This is something our community can relate to. When you call someone to tell them you had a bad day, the hormones made you moody, your bloodwork didn’t come back great, you had to cancel a cycle, someone texted you that they are pregnant… the list goes on, and you are looking to vent to someone. But these people are giving words of encouragement, it’ll get better, you should go to this doctor, giving advice…. But what is the real emotional support, what is real rachamim? 

Let’s look at the word rachamim. What is the root of the word RACHAMIM רַחֲמִים ? RECHEM – רֶחֶם, a womb.  Just like the womb of the woman holds a baby and does no more than that, that is rachamim. Creating space for you and holding you where you are without making silver linings, just empathize and share your pain with you. Hashem says ‘Imoh anochi betzra’  עמוֹ אנוֹכי בּצרה I am with you when you are in pain, I come to be with you.  Hashem holds space for us.

The third pillar is happiness. How do you bring happiness to a world that isn’t always sunshine and rainbows? In Hebrew a word with the letter yud in front of it denotes a masculine word. A word with the hey at the end denotes a female word. What’s a yud? It’s a letter that is floating in the air, it’s living in a spiritual world. And what is a hey? It is in the sky and also grounded.
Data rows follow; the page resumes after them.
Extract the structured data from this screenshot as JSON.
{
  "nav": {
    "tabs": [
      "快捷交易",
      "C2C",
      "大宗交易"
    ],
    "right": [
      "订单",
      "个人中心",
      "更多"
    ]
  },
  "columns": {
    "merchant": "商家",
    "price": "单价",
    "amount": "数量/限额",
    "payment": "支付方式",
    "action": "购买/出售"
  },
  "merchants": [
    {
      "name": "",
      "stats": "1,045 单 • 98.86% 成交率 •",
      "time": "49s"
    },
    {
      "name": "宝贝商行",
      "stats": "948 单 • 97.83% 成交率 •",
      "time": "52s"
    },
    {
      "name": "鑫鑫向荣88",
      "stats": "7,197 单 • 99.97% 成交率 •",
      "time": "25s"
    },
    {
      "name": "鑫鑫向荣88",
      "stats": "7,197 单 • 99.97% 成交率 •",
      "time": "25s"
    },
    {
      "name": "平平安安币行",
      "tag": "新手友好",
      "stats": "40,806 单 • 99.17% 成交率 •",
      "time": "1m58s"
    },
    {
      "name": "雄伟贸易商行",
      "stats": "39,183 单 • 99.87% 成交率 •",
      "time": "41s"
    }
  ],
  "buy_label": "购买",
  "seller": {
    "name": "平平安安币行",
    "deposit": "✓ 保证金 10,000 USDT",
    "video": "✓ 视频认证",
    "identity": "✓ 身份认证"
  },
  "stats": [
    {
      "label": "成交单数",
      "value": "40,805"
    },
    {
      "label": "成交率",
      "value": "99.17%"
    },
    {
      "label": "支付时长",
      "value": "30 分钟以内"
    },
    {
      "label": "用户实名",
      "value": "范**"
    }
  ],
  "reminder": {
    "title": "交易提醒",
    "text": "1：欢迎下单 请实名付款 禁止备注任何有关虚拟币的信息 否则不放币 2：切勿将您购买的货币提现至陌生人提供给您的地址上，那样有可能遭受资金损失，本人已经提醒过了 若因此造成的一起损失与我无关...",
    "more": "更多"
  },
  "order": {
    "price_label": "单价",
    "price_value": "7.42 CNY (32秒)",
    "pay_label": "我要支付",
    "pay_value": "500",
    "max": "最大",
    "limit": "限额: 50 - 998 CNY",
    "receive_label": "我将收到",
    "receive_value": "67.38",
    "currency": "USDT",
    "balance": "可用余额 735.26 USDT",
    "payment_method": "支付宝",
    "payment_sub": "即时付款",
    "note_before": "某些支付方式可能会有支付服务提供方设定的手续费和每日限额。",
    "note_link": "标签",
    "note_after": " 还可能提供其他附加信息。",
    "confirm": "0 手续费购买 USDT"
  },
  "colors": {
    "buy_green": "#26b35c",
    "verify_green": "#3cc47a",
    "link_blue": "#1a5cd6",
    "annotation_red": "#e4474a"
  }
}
We as women are grounded.We can learn from this to try and find something that makes us happy and bring Hashem into that.

She shared the story of a woman who had no connection to G-d. She wanted to bring Hashem into what she loved, and she loved the zoo. So when she took her kids to the zoo, she tried to find how that related back to Hashem. How many animals he created in the world, their beauty, their adaptations to help them defend themselves, and through her happy place, she brought G-d in. It is important to do things that make us happy in these uncertain times, and try to bring Hashem in. He is there for us in our pain, but also wants to be there and see us happy.

As we approach this Mother’s Day, let’s remember those who are struggling to celebrate this day. For those who find it to be a hard day, consider doing something for yourself that makes you happy, brings simcha into your life. For those who are supporting a loved one facing infertility, please show them Rachmim, by respecting their boundaries and holding space without judgment for their struggle.

About the Author
Elie is the Fertility Advocate and Community Outreach Director and Co- Founder of Yesh Tikva. After informally counseling others through their fertility journeys, she became a founding member of the organization in 2015. Elie has become a major advocate in the infertility community by stepping forward and sharing her story so that others can understand what many cannot vocalize. A natural educator, Elie is also the Program Director at the Nefesh Yehudi Academy: After-School Judaic Studies Program in East Brunswick, NJ.
Related Topics
Related Posts